At the very least, every enterprise should appoint a designated lead data protection authority for the organization so that regulators have a point of contact for the enterprise.
SEE: Hiring kit: GDPR data protection compliance officer (Tech Pro Research)
9. Perform Data Protection Impact Assessments
The GDPR requires enterprises to perform Data Protection Impact Assessments for any new processing or changes to processing deemed to represent a high risk to the privacy and protection of personal data. While this assessment is mandatory for future development, it can also be useful when looking back at past projects.
Enterprises should perform the assessment on their current processes and examine any previous process changes or implementations of new processes for data privacy and protection concerns. The documentation of this auditing procedure could reveal areas of data privacy and protection vulnerability and advance the enterprise toward the goal of GDPR compliance.
10. Analyze third-party risks

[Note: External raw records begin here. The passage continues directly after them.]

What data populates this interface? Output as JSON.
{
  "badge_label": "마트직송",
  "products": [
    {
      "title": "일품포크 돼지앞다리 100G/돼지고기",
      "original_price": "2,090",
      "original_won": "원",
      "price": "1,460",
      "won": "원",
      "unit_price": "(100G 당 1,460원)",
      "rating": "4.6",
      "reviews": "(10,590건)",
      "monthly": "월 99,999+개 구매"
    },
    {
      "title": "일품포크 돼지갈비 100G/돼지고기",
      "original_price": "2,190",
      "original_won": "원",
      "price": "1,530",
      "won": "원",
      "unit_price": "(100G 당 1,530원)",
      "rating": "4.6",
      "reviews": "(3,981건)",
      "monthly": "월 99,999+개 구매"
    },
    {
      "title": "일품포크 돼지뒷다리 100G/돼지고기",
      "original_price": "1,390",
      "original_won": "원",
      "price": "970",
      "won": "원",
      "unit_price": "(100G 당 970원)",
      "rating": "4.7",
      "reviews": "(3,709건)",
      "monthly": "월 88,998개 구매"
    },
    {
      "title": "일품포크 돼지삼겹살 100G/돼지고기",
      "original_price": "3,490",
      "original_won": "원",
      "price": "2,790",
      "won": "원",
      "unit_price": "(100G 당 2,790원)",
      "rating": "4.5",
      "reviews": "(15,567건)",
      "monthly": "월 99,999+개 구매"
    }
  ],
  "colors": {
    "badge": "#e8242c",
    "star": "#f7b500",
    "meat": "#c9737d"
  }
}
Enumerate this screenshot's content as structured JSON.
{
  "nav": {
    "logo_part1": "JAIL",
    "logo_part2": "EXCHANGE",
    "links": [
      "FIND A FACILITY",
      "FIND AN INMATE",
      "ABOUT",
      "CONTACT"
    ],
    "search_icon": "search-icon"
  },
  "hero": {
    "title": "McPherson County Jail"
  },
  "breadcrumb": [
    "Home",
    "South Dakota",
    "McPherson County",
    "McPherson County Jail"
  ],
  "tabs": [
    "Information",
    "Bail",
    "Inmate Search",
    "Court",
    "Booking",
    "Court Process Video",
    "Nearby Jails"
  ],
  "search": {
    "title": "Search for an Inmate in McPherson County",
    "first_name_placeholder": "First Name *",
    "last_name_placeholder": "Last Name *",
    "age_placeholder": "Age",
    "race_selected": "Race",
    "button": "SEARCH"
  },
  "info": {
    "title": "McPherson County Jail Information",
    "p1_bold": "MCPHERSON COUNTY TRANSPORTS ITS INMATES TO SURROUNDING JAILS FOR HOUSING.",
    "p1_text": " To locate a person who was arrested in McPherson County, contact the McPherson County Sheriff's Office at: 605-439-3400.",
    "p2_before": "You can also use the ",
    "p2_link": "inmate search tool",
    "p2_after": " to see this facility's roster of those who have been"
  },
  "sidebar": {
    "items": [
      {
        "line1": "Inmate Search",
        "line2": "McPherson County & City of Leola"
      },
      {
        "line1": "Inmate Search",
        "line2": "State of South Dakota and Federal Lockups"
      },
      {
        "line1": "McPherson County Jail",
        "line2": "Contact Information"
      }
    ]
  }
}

Under the GDPR, enterprises can be held liable for security breaches resulting in compromised personal data occurring while the data is controlled or being processed by third parties. Enterprises should conduct a thorough evaluation of the data protection policies and procedures implemented by any third-party contractors or partners.
In the eyes of GDPR regulators, security breaches occurring while data is controlled by non-GDPR compliant third parties could be enough to deem your organization non-compliant as well. Documenting and assessing your third-party partners and contractors for data protection and privacy policies and procedures could save your company substantial fines and penalties.
Effort counts when it comes to GDPR compliance
No security protocol is perfect, and data breaches are a fact of life in the modern business environment. The most important thing to remember about complying with the GDPR and other data protection laws and regulations is that effort counts. Enterprises that can show documented proof that good-faith effort toward GDPR compliance has been made and, that data protection and privacy policies, protocols, and procedures are in place, will have a much better chance of avoiding fines, penalties, and financial hardship when the next security breach occurs.
- EU General Data Protection Regulation (GDPR) compliance checklist (Tech Pro Research)
- GDPR is already a success, whether you like it or not (ZDNet)
- GDPR in real life: Fear, uncertainty, and doubt (ZDNet)
- GDPR Compliance: For many companies, it might be time to panic (ZDNet)
- Time is running out on GDPR compliance: Find out if you're affected (TechRepublic)
- How to get your company on track to comply with GDPR (TechRepublic)
- Microsoft offers a free assessment of your enterprise's GDPR readiness (TechRepublic)
- How to compute your enterprise's regulatory risk with the Microsoft Compliance Manager (TechRepublic)
Mark W. Kaelin has been writing and editing stories about the IT industry, gadgets, finance, accounting, and tech-life for more than 25 years. Most recently, he has been a regular contributor to BreakingModern.com, aNewDomain.net, and TechRepublic.